Research Specialist

Ann Donnelly
PhD Chemistry @ Princeton University
BA Chemistry @ Drew University

Ann is a research specialist engaged in many of the lab's projects. Her primary research involves studying the role of compensatory mutations in the evolution of antibiotic resistance. Ann is particularly interested in understanding the challenges associated with restoring antibiotic sensitivity in multi-drug resistant pathogens.


Caroline Birer
PhD Molecular Ecology @ University of French Guiana
MS Chemistry @ Paris-Sud University
PharmD @ Clermont Auvergne University

Caroline is a postdoc studying intercellular communication in the microbiome using small molecule mass spectrometry. She is developing a custom 3D printed platform for high-throughput interrogation of intercellular signaling molecules. The goal of her research is to decipher the context-dependent language that microorganisms use to communicate and apply that knowledge to manipulate the microbiome.
Nick Cooley
PhD Chemistry @ University of Missouri
BS Microbiology; BS Molecular Genetics @ Ohio State University

Nick is a postdoc studying the evolution of biosynthetic gene clusters using computational and experimental approaches. The goal of his research is to discover new antibiotic therapies that can eventually be applied in the clinic. Nick is particularly interested in synthetic biology, and whether existing biosynthetic machinery can be modified to perform new or interesting functions.
Travis De Wolfe (website)
Ph.D. Food Science @ UW-Madison
M.S. Comparative Biomedical Sciences @ UW-Madison
B.S. Natural Sciences @ UW-Madison

Travis is a Postdoctoral Associate studying spatial structuring of the microbiome. The goal of his research is to use advanced technologies to test theories about the role of 3D structuring in shaping the ecology of microbial communities in biological and environmental samples. In addition, Travis is optimizing high-throughput workflows for microbiome data collection and bioinformatic analysis.
María Rebolleda-Gómez
PhD Ecology, Evolution and Behavior @ University of Minnesota
BS Biology @ Universidad Autónoma de México
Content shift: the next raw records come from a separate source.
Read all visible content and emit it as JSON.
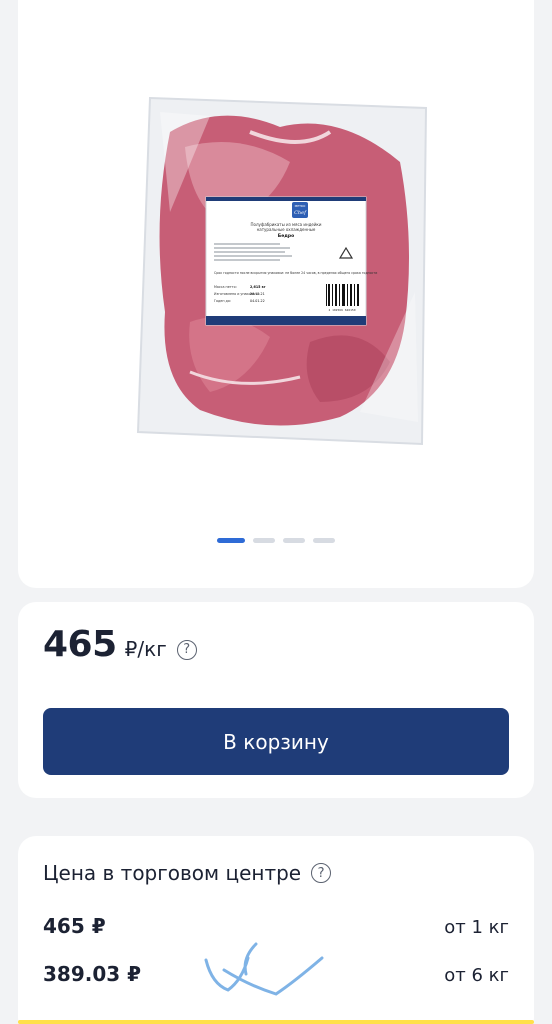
{
  "gallery": {
    "label": {
      "brand_top": "METRO",
      "brand": "Chef",
      "title_line1": "Полуфабрикаты из мяса индейки",
      "title_line2": "натуральные охлажденные",
      "title_line3": "Бедро",
      "storage_text": "Срок годности после вскрытия упаковки: не более 24 часов, в пределах общего срока годности",
      "net_weight_label": "Масса нетто:",
      "net_weight": "2,615 кг",
      "packed_label": "Изготовлено и упаковано:",
      "packed_date": "26.12.21",
      "use_by_label": "Годен до:",
      "use_by_date": "04.01.22",
      "barcode_number": "2 102566 626150"
    },
    "total_images": 4,
    "active_image": 1
  },
  "price": {
    "value": "465",
    "unit": "₽/кг",
    "help_glyph": "?"
  },
  "cart_button": {
    "label": "В корзину"
  },
  "store_prices": {
    "title": "Цена в торговом центре",
    "help_glyph": "?",
    "tiers": [
      {
        "price": "465 ₽",
        "quantity": "от 1 кг"
      },
      {
        "price": "389.03 ₽",
        "quantity": "от 6 кг"
      }
    ]
  },
  "colors": {
    "accent": "#2e6bd6",
    "button": "#1f3c78",
    "background": "#f2f3f5",
    "scribble": "#7fb3e6"
  }
}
María is a Pittsburgh Ecology and Evolution Postdoctoral Fellow studying the role of spatial structure and dispersal in the evolution of antibiotic resistance. The goal of her research is to understand how antimicrobial resistance evolves and it is maintained in meta-communities (e.g., hosts connected by infection). Additionally, María is interested in the evolution of symbiosis and heritability in complex systems and the evolution of microbes in a community context.

Graduate Students

Andrew Beckley
Biomedical Informatics PhD Fellow
B.S. Microbiology @ University of Rochester

Andrew is a doctoral fellow in the Biomedical Informatics Training Program at the University of Pittsburgh. His research in the Wright lab involves mining electronic health records for correlations between antibiotic prescribing and clinical outcomes. Andrew's goal is to improve patient care by decreasing untoward outcomes of antibiotic use and developing strategies to mitigate antibiotic resistance.
Deepank Korandla
MS Computational Biology @ Carnegie Mellon University
BA Biology @ Carnegie Mellon University

Deepank is a student in the Master’s in Computational Biology program at Carnegie Mellon University. In the Wright lab he is developing machine learning approaches for finding genes in genomes, and through this experience learning how to solve computational problems at the intersection of biology and genomics. After graduation, Deepank intends to pursue a career in industry where he can apply computational tools to solve problems in the biomedical field.
Lauren Rost
Biomedical Informatics PhD Fellow
B.A. Biology @ St. Mary’s College of Maryland

Lauren is a doctoral fellow in the Biomedical Informatics Program at the University of Pittsburgh. Her research involves mining electronic health records for antibiotic usage patterns and rates of antibiotic resistance within clinical settings. The goal of Lauren's research is to determine effective strategies for antibiotic stewardship that will ultimately reduce antibiotic resistance and improve patient care.

Lab Alumni